OBJECTIVE. Previous attempts to explain the presence of focal hyperintensities in the cerebral white matter on MR images have focused on the patient's age and cardiovascular risk factors. The purpose of this study was to survey many variables in subjects' social, medical, and surgical histories to identify those factors associated with focal hyperintensities in asymptomatic persons. SUBJECTS AND METHODS. Asymptomatic volunteers were examined with MR imaging of the head and questioned concerning smoking history; chemical dependence; alcohol consumption; medical history (e.g., high blood pressure, kidney disease); surgical history (e.g., for appendix, gallbladder); medications (e.g., antihypertensives, analgesics); and other historical family and social variables. Vital signs were recorded. Focal hyperintensities were counted by observers who were not provided any information about the subjects other than that they were either volunteers or patients. Each of the variables in the history was tested for an association with the number of focal hyperintensities seen on MR images. RESULTS. A statistically significant positive association was found between both age and the use of antihypertensive medications and the number of focal hyperintensities. Associations were also found between the number of focal hyperintensities and diastolic and systolic blood pressures at the time of MR imaging, but these associations did not reach statistical significance. No other variables in the medical, surgical, or social histories were found to be significantly related to the number of focal hyperintensities.
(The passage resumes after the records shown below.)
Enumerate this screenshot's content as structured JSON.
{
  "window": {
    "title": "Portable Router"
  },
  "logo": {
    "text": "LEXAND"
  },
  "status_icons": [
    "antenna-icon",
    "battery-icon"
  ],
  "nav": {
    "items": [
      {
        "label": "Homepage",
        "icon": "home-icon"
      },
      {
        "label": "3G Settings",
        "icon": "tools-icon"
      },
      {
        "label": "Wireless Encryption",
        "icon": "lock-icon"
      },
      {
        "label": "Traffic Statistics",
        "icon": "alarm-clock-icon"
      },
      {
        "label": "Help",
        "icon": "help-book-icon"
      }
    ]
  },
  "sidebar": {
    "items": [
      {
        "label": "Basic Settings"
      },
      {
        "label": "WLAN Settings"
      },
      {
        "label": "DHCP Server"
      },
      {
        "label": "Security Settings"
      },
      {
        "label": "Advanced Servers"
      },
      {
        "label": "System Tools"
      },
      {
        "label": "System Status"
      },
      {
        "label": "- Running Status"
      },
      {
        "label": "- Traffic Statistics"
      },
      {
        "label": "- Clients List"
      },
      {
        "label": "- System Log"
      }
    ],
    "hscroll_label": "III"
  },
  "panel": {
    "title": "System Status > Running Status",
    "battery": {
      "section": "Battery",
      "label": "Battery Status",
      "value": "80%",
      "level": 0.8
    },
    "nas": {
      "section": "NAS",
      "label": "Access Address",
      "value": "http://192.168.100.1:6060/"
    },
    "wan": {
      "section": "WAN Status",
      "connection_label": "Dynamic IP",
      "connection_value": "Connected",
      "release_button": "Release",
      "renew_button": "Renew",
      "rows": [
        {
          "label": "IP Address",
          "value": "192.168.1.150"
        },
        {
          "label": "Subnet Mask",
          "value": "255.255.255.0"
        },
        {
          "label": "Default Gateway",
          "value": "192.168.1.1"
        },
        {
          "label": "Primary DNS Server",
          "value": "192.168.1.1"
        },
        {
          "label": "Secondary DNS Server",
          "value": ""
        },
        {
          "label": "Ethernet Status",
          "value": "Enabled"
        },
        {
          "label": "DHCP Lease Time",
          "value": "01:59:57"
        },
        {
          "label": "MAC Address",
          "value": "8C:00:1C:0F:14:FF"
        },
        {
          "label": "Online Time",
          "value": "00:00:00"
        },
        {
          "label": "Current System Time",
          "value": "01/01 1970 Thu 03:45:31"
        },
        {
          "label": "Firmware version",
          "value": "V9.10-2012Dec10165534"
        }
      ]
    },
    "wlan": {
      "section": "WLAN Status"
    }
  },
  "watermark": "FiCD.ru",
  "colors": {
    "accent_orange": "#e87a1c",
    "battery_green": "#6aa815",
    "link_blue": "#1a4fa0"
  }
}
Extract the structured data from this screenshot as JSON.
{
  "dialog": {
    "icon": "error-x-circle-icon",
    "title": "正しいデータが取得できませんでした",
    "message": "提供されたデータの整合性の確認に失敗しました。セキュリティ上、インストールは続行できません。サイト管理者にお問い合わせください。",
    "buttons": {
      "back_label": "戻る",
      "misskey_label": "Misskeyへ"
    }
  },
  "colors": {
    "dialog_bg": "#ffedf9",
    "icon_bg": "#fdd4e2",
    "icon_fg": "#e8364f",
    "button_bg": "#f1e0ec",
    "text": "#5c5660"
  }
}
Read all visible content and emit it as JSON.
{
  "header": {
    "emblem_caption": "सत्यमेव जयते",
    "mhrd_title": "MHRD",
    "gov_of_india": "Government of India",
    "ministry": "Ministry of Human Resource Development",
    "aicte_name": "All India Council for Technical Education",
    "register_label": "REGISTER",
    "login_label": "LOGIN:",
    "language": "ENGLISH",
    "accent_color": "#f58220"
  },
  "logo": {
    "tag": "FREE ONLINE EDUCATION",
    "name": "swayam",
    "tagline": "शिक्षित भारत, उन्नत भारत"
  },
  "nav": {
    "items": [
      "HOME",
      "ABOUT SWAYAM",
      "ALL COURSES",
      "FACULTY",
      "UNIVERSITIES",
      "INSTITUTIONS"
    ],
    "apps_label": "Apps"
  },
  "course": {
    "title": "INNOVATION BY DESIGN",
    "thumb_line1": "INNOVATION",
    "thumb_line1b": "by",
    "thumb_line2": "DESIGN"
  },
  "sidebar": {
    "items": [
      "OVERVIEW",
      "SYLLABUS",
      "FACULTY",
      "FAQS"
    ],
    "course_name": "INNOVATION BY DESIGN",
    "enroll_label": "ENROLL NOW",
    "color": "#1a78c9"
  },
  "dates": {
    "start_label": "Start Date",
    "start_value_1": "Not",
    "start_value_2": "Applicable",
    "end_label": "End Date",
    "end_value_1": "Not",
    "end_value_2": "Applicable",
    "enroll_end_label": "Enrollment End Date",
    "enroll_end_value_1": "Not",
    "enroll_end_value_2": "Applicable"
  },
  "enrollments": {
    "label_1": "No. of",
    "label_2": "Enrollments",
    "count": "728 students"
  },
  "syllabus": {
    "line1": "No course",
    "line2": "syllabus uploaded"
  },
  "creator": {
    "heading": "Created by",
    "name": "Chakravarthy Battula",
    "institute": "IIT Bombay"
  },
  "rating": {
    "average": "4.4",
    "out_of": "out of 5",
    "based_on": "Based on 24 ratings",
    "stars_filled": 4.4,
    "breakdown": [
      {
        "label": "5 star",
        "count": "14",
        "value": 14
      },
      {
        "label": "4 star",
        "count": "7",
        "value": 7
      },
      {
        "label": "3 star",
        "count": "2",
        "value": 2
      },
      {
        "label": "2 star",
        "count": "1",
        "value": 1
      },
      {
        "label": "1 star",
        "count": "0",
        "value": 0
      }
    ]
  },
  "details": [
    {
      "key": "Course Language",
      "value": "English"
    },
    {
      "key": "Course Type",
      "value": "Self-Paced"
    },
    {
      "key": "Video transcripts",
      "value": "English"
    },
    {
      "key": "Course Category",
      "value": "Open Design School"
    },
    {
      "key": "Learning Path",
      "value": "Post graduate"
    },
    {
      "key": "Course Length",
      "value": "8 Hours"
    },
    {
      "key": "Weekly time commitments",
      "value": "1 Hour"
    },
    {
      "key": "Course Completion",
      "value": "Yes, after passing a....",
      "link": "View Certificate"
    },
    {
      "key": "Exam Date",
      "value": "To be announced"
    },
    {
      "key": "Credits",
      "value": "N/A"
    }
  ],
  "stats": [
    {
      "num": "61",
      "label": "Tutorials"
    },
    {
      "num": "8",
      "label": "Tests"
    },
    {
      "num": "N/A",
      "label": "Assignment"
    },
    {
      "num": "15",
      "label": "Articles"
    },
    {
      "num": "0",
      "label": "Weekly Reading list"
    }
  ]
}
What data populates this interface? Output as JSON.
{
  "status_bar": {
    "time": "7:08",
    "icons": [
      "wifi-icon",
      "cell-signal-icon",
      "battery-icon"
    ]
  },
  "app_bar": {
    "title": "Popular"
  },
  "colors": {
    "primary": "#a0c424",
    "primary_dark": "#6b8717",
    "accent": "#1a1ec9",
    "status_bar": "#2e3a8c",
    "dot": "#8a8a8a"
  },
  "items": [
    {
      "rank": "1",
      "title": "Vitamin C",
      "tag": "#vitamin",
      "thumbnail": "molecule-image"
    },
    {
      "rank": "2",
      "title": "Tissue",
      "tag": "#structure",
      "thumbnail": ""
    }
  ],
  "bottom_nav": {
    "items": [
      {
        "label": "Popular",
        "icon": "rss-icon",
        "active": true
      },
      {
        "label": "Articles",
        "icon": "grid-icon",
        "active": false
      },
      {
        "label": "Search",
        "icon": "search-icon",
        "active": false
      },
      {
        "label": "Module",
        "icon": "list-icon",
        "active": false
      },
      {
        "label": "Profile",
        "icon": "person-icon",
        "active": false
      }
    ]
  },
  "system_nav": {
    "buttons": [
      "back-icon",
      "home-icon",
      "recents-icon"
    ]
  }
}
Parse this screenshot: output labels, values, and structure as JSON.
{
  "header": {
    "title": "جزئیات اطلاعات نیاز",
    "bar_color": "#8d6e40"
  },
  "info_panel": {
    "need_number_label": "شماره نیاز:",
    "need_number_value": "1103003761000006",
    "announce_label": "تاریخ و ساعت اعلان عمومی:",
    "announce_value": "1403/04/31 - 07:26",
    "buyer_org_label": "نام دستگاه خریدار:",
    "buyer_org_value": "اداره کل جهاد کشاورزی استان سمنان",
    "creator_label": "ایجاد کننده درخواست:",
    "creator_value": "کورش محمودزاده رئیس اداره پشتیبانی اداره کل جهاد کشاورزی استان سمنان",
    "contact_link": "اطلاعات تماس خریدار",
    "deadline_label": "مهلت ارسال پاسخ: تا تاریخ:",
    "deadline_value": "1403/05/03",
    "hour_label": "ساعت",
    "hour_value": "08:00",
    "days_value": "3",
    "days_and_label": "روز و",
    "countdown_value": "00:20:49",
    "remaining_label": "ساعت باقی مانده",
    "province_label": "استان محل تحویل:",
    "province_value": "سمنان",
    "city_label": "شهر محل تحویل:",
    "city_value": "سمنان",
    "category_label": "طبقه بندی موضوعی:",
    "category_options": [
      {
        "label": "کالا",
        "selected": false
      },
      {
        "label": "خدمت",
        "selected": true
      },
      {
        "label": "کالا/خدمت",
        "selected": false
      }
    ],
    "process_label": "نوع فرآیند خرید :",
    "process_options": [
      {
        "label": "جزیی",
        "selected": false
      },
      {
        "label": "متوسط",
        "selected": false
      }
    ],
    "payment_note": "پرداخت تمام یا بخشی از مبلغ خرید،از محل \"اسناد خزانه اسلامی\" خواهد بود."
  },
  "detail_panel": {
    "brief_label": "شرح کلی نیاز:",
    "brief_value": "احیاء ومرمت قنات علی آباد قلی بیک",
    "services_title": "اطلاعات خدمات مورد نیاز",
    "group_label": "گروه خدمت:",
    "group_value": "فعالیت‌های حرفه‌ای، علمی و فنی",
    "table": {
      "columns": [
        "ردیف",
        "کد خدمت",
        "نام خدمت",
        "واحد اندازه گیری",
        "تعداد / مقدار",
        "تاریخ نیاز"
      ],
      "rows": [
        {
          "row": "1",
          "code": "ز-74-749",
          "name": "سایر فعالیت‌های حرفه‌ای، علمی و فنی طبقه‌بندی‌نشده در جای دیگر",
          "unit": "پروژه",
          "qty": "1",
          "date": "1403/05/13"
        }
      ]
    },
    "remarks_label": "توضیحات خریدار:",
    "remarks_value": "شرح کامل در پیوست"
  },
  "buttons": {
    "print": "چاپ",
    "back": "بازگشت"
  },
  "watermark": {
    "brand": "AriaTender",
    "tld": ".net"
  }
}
CONCLUSION. Age and the use of antihypertensive medications were the only significant risk factors identified in respect to focal hyperintensities of the cerebral white matter.
ASJC Scopus subject areas
- Radiology Nuclear Medicine and imaging